From the wonderful web magazine Souciant, by Magadh, Jun 26, 2013

Remembering Clément Méric. Grenoble, June 2013.

The fight, in which Clément Meric died, apparently started over some shirts. An 18-year-old student at Paris’ prestigious Sciences Po, Meric was headed to a clothing shop in the 9th Arrondissement when he encountered a group of skinheads headed to the same store. His killer, Esteban Morillo, is alleged to have been associated with the rightist Jeune Nationaliste Révolutionnaire, the largest organized skinhead group in France.

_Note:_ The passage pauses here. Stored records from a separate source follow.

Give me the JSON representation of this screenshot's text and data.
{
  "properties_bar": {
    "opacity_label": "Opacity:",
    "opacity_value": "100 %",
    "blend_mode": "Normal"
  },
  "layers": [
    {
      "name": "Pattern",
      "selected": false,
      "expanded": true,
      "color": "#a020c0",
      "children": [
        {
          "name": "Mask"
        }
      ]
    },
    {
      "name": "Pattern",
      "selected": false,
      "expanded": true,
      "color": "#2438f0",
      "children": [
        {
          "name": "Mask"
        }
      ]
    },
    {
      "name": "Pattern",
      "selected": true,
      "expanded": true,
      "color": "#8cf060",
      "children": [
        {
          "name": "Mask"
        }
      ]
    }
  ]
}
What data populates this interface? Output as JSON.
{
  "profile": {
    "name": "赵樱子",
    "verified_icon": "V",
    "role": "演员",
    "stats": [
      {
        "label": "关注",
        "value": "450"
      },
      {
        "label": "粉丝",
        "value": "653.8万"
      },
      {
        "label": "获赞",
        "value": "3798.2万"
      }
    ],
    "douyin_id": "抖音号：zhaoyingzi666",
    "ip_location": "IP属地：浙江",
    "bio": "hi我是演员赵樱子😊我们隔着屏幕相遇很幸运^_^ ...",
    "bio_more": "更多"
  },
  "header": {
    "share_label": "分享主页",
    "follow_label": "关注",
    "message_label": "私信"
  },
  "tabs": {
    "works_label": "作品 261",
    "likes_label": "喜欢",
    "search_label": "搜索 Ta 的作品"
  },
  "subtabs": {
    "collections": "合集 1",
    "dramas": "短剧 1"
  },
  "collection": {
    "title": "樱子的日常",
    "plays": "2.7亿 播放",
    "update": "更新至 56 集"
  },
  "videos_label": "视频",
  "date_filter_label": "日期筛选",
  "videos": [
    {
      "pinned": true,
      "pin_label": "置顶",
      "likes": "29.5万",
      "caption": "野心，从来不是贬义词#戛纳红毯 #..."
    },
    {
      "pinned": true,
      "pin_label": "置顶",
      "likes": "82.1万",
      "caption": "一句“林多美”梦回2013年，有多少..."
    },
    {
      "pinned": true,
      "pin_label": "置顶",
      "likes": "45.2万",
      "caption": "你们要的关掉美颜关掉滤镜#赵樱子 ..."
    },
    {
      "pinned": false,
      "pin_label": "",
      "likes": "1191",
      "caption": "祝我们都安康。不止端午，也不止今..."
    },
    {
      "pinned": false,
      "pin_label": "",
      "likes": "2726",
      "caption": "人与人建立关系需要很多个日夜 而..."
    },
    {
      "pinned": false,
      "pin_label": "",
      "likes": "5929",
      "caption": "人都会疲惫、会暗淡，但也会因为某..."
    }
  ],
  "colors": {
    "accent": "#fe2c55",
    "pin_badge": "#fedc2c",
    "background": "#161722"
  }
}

Clément Meric’s murder is notable for a number of reasons. Although Meric was an openly gay antifascist, his killing contains a number of interesting dimensions. Both he and his assailant were looking to buy Fred Perry clothing, favored by street activists of both the left and the right. More interestingly, the JNR, with which his killer has been linked, represents a peculiarly modern political formation on the far right. They are led by Serge Ayoub, a man whose Lebanese background seems oddly out of character with the racial politics of the extreme right.

READ THE REST


In Dissent: A review of Utopia or Auschwitz: Germany’s 1968 Generation and the Holocaust by Hans Kundnani

As an American, a Jew, a leftist, and a journalist who spent the past five months living in Berlin, I was continually fascinated—sometimes impressed, sometimes irritated, sometimes repelled–by the ways in which Germans were exploring their Nazi-era extermination of the Jews. There are numerous examples: Margarethe Von Trotta’s feature film Hannah Arendt, which focuses on the Eichmann in Jerusalem controversy, opened to critical acclaim. The Jewish Museum’s so-called “Jew in the Box” exhibit, in which ordinary Jews fielded questions about Jewish life and Judaism from interested, if largely clueless, museumgoers, elicited reactions from appreciation to disgust; it was premised on the (correct) assumption that, due to the Shoah, many contemporary Germans have never met a Jew. Less discussed—but, to my mind, equally startling—were the advertisements for the exhibit, which were plastered all over town; one proclaimed, in blunt black lettering reminiscent of street graffiti, “The Jews are to blame for everything.” Götz Aly’s 2011 book Why the Germans? Why the Jews? (soon to appear in English translation)—an attempt by a major German historian to answer the most vexing question in German history—was still discussed. And three months ago, Shakespeare and Sons, a popular English-language bookstore, sponsored a debate titled, “The German Left Wing’s Problem with Zionism.” Indeed, it became increasingly obvious to me that the German relation to the “Jewish question” (which some might call the “German question”) was inseparable from its relation to the history and practice of the German Left.

[READ THE REST]




Follow

Get every new post delivered to your Inbox.

Join 59 other followers